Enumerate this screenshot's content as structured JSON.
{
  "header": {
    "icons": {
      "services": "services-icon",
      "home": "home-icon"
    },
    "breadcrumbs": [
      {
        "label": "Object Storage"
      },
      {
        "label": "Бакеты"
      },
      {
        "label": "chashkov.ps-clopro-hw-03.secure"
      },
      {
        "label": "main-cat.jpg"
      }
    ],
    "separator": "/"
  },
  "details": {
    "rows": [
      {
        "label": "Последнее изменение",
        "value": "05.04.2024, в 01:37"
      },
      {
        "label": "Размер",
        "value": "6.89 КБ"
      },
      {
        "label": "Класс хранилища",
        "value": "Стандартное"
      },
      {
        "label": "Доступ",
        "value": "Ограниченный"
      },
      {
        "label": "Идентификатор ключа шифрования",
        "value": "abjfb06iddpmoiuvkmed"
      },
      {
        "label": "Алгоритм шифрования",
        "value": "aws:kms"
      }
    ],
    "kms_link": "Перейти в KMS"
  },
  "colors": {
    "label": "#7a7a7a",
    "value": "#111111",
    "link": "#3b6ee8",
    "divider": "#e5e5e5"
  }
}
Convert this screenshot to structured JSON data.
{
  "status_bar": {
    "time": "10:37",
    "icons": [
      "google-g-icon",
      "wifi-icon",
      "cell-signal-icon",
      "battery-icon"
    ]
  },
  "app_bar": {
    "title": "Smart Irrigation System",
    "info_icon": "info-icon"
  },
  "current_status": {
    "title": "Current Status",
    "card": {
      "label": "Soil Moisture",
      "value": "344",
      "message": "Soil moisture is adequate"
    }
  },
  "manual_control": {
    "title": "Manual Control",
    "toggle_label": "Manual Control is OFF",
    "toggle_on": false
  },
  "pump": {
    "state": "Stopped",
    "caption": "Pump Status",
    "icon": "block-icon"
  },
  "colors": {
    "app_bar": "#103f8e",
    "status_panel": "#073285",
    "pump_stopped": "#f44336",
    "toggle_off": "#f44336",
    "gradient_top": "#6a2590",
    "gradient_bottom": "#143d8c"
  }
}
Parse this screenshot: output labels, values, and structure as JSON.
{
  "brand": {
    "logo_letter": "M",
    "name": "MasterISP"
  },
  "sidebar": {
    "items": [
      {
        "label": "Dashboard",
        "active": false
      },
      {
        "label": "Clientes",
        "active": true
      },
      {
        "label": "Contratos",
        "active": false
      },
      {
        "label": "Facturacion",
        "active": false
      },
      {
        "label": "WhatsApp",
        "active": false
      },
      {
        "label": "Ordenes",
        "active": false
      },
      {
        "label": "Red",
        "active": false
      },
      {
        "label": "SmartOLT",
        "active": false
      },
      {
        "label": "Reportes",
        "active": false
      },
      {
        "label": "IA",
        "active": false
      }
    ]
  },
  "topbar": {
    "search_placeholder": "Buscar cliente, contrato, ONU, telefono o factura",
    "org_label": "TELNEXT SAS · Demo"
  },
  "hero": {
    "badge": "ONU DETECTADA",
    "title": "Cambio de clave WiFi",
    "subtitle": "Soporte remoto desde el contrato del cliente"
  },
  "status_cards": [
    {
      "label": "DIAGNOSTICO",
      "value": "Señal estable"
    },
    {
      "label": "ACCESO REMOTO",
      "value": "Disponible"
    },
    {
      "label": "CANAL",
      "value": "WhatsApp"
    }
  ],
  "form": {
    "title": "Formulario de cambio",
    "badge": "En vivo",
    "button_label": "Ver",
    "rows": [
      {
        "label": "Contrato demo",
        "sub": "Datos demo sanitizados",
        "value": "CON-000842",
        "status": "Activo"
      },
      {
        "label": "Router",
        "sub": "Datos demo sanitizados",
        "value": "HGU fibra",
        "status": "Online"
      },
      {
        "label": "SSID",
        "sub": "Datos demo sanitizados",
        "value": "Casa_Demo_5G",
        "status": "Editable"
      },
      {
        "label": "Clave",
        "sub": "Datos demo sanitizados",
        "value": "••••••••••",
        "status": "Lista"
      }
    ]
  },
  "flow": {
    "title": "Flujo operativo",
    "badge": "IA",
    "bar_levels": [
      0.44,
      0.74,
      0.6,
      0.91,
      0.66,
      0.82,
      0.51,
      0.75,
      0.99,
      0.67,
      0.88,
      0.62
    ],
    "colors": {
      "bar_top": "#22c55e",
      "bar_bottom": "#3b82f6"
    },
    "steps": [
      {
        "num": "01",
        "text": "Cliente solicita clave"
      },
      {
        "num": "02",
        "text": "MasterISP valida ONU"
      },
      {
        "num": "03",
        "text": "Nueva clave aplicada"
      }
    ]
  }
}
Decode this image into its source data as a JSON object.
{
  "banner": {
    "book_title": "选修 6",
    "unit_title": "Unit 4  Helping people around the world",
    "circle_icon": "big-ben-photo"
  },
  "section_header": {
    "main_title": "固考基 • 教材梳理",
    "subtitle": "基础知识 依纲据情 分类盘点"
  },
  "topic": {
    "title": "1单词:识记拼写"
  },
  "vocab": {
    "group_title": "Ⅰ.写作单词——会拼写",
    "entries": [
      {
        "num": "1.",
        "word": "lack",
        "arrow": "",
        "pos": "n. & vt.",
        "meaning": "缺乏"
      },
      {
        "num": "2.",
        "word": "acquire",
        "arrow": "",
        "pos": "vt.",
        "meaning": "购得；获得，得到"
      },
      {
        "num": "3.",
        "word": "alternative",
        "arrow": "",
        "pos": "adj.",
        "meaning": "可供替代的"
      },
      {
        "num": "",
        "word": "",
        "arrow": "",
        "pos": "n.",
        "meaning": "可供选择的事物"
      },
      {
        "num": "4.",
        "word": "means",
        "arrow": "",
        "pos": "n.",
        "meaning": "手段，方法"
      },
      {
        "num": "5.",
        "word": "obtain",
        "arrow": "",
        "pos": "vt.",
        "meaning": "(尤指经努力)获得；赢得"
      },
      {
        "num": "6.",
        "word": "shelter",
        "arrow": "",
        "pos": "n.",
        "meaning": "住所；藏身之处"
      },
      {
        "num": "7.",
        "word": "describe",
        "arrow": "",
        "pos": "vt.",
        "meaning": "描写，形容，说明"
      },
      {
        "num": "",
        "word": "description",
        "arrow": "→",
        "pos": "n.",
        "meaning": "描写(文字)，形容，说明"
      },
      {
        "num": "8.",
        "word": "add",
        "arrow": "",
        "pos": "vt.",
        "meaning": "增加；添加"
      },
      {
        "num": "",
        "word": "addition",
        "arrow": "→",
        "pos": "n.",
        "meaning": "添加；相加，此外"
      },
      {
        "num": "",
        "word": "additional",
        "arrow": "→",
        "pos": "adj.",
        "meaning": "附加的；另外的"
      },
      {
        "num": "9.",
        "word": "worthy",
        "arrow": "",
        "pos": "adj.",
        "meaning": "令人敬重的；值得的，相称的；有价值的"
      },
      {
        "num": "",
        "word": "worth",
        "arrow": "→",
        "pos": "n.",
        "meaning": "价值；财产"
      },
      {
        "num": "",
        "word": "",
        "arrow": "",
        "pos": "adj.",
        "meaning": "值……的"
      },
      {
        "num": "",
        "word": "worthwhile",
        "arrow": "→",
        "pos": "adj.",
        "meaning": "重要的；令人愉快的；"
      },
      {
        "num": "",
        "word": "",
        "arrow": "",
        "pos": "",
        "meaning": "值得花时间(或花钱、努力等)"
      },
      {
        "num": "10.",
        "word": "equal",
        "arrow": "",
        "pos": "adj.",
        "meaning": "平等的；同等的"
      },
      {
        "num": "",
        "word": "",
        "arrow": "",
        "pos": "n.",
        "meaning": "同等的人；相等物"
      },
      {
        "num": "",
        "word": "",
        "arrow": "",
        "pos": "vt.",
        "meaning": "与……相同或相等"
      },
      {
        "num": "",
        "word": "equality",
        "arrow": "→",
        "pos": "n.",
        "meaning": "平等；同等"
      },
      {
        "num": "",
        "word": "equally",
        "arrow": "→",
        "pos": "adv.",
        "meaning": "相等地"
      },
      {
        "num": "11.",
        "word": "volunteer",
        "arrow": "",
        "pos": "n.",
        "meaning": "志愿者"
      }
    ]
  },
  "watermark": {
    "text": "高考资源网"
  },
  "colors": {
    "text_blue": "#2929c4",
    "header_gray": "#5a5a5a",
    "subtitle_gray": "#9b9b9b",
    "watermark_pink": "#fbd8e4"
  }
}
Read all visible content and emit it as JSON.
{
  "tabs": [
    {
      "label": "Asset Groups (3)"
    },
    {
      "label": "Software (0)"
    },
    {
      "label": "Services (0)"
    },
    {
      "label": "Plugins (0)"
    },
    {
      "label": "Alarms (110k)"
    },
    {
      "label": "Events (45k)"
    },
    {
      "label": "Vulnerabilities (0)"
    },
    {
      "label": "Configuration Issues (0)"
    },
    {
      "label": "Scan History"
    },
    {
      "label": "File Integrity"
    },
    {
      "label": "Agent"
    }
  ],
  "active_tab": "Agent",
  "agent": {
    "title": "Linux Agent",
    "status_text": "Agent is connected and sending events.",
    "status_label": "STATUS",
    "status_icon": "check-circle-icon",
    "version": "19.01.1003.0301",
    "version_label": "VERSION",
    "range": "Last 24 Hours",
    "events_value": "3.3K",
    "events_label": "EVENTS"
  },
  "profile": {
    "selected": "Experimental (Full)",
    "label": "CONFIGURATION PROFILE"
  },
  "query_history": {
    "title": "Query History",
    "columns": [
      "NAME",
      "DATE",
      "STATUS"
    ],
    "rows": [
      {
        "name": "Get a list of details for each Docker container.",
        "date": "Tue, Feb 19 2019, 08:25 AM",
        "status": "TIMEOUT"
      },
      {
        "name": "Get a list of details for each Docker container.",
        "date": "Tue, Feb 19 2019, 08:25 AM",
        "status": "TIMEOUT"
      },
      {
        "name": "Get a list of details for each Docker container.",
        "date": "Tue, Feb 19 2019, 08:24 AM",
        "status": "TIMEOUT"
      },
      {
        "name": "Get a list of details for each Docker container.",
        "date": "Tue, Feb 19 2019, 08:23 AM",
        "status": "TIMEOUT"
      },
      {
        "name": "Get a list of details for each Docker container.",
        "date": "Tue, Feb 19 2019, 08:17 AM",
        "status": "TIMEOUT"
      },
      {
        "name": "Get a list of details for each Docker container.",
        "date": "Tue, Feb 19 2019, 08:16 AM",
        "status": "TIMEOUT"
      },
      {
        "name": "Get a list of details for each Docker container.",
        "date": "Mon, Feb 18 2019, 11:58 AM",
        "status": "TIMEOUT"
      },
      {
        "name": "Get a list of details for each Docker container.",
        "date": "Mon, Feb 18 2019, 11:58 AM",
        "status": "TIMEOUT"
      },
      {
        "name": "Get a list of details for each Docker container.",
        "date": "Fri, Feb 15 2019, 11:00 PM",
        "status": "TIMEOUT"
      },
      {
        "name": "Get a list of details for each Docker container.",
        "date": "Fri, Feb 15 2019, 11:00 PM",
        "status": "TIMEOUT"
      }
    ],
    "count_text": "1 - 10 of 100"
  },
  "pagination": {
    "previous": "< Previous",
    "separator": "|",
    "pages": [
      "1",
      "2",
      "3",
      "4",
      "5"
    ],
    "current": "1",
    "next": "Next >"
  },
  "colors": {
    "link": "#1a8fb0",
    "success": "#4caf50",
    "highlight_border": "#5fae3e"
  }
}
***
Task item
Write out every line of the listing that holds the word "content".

Result
Enumerate this screenshot's content as structured JSON.
Read all visible content and emit it as JSON.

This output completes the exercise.